■ **Task description**
Once the pictures are removed, restate the data below word for word.

Excerpts from a dataset:
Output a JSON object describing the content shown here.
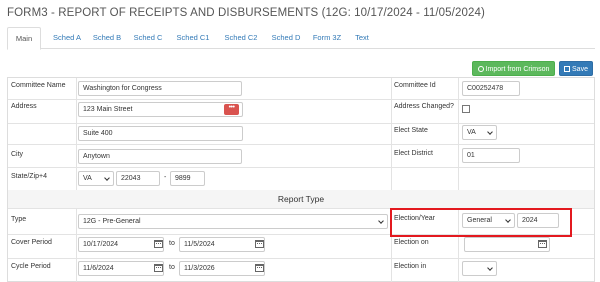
{
  "page": {
    "title": "FORM3 - REPORT OF RECEIPTS AND DISBURSEMENTS (12G: 10/17/2024 - 11/05/2024)"
  },
  "tabs": [
    {
      "label": "Main",
      "active": true
    },
    {
      "label": "Sched A"
    },
    {
      "label": "Sched B"
    },
    {
      "label": "Sched C"
    },
    {
      "label": "Sched C1"
    },
    {
      "label": "Sched C2"
    },
    {
      "label": "Sched D"
    },
    {
      "label": "Form 3Z"
    },
    {
      "label": "Text"
    }
  ],
  "actions": {
    "import_label": "Import from Crimson",
    "save_label": "Save"
  },
  "form": {
    "committee_name_label": "Committee Name",
    "committee_name": "Washington for Congress",
    "address_label": "Address",
    "address1": "123 Main Street",
    "address2": "Suite 400",
    "city_label": "City",
    "city": "Anytown",
    "state_zip_label": "State/Zip+4",
    "state": "VA",
    "zip": "22043",
    "zip_sep": "-",
    "zip4": "9899",
    "committee_id_label": "Committee Id",
    "committee_id": "C00252478",
    "address_changed_label": "Address Changed?",
    "elect_state_label": "Elect State",
    "elect_state": "VA",
    "elect_district_label": "Elect District",
    "elect_district": "01"
  },
  "report_type": {
    "section_title": "Report Type",
    "type_label": "Type",
    "type_value": "12G - Pre-General",
    "cover_period_label": "Cover Period",
    "cover_from": "10/17/2024",
    "cover_to": "11/5/2024",
    "to_label": "to",
    "cycle_period_label": "Cycle Period",
    "cycle_from": "11/6/2024",
    "cycle_to": "11/3/2026",
    "election_year_label": "Election/Year",
    "election_type": "General",
    "election_year": "2024",
    "election_on_label": "Election on",
    "election_on": "",
    "election_in_label": "Election in",
    "election_in": ""
  },
  "colors": {
    "accent": "#337ab7",
    "import_button": "#5cb85c",
    "highlight": "#e3191f",
    "dots_button": "#d9534f"
  }
}
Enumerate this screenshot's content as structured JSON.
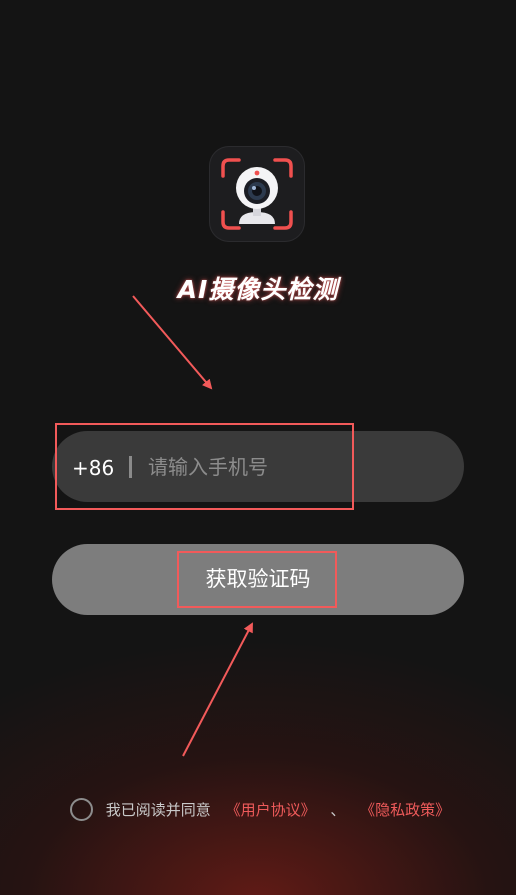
{
  "app": {
    "title": "AI摄像头检测",
    "logo_icon": "webcam-icon"
  },
  "login": {
    "country_code": "+86",
    "phone_placeholder": "请输入手机号",
    "get_code_label": "获取验证码"
  },
  "agreement": {
    "prefix": "我已阅读并同意",
    "user_agreement": "《用户协议》",
    "separator": "、",
    "privacy_policy": "《隐私政策》"
  },
  "colors": {
    "background": "#141414",
    "accent": "#f25a5a",
    "input_bg": "#3a3a3a",
    "button_bg": "#7d7d7d"
  }
}
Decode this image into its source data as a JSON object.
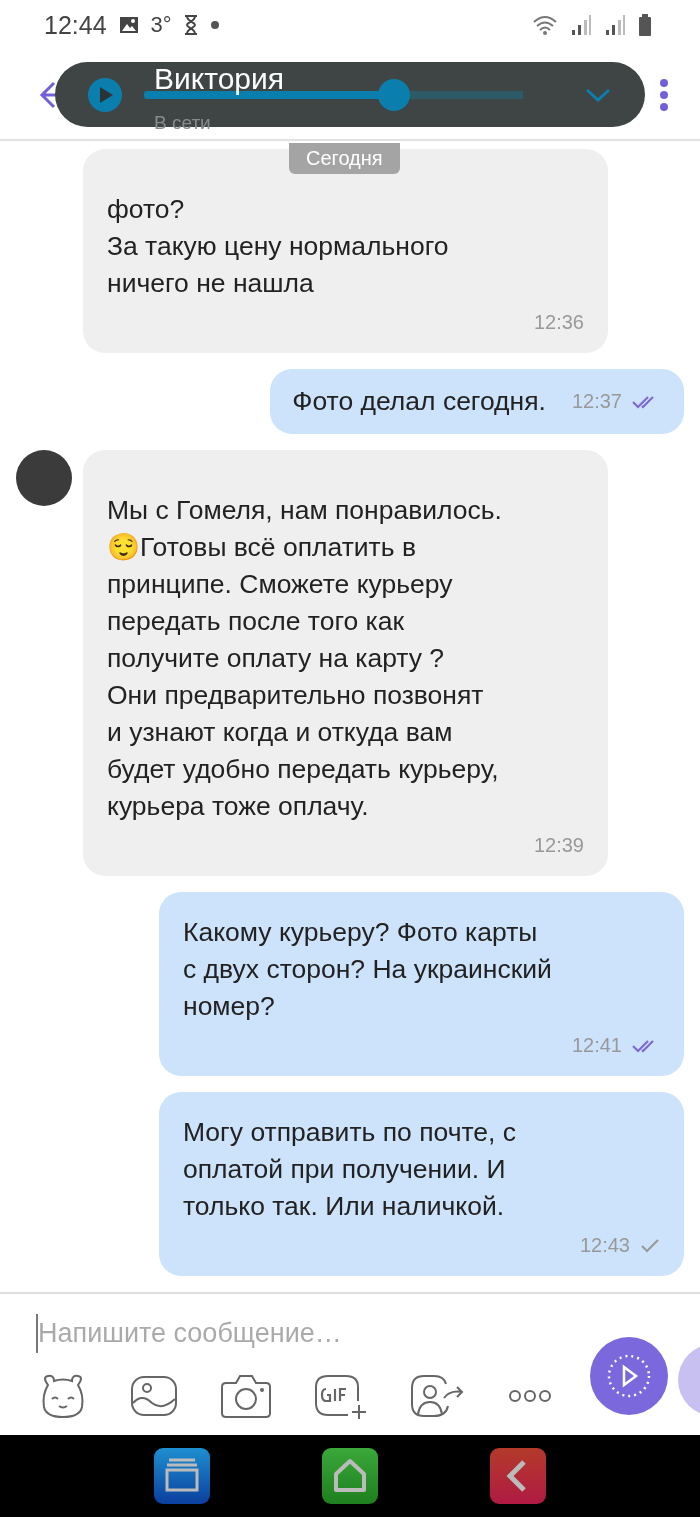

■ **Problem solution**
Output a JSON object describing the content shown here.
{
  "page": {
    "title": "FORM3 - REPORT OF RECEIPTS AND DISBURSEMENTS (12G: 10/17/2024 - 11/05/2024)"
  },
  "tabs": [
    {
      "label": "Main",
      "active": true
    },
    {
      "label": "Sched A"
    },
    {
      "label": "Sched B"
    },
    {
      "label": "Sched C"
    },
    {
      "label": "Sched C1"
    },
    {
      "label": "Sched C2"
    },
    {
      "label": "Sched D"
    },
    {
      "label": "Form 3Z"
    },
    {
      "label": "Text"
    }
  ],
  "actions": {
    "import_label": "Import from Crimson",
    "save_label": "Save"
  },
  "form": {
    "committee_name_label": "Committee Name",
    "committee_name": "Washington for Congress",
    "address_label": "Address",
    "address1": "123 Main Street",
    "address2": "Suite 400",
    "city_label": "City",
    "city": "Anytown",
    "state_zip_label": "State/Zip+4",
    "state": "VA",
    "zip": "22043",
    "zip_sep": "-",
    "zip4": "9899",
    "committee_id_label": "Committee Id",
    "committee_id": "C00252478",
    "address_changed_label": "Address Changed?",
    "elect_state_label": "Elect State",
    "elect_state": "VA",
    "elect_district_label": "Elect District",
    "elect_district": "01"
  },
  "report_type": {
    "section_title": "Report Type",
    "type_label": "Type",
    "type_value": "12G - Pre-General",
    "cover_period_label": "Cover Period",
    "cover_from": "10/17/2024",
    "cover_to": "11/5/2024",
    "to_label": "to",
    "cycle_period_label": "Cycle Period",
    "cycle_from": "11/6/2024",
    "cycle_to": "11/3/2026",
    "election_year_label": "Election/Year",
    "election_type": "General",
    "election_year": "2024",
    "election_on_label": "Election on",
    "election_on": "",
    "election_in_label": "Election in",
    "election_in": ""
  },
  "colors": {
    "accent": "#337ab7",
    "import_button": "#5cb85c",
    "highlight": "#e3191f",
    "dots_button": "#d9534f"
  }
}
Enumerate this screenshot's content as structured JSON.
{
  "app": {
    "title": "AI摄像头检测",
    "logo_icon": "webcam-icon"
  },
  "login": {
    "country_code": "+86",
    "phone_placeholder": "请输入手机号",
    "get_code_label": "获取验证码"
  },
  "agreement": {
    "prefix": "我已阅读并同意",
    "user_agreement": "《用户协议》",
    "separator": "、",
    "privacy_policy": "《隐私政策》"
  },
  "colors": {
    "background": "#141414",
    "accent": "#f25a5a",
    "input_bg": "#3a3a3a",
    "button_bg": "#7d7d7d"
  }
}
Decode this image into its source data as a JSON object.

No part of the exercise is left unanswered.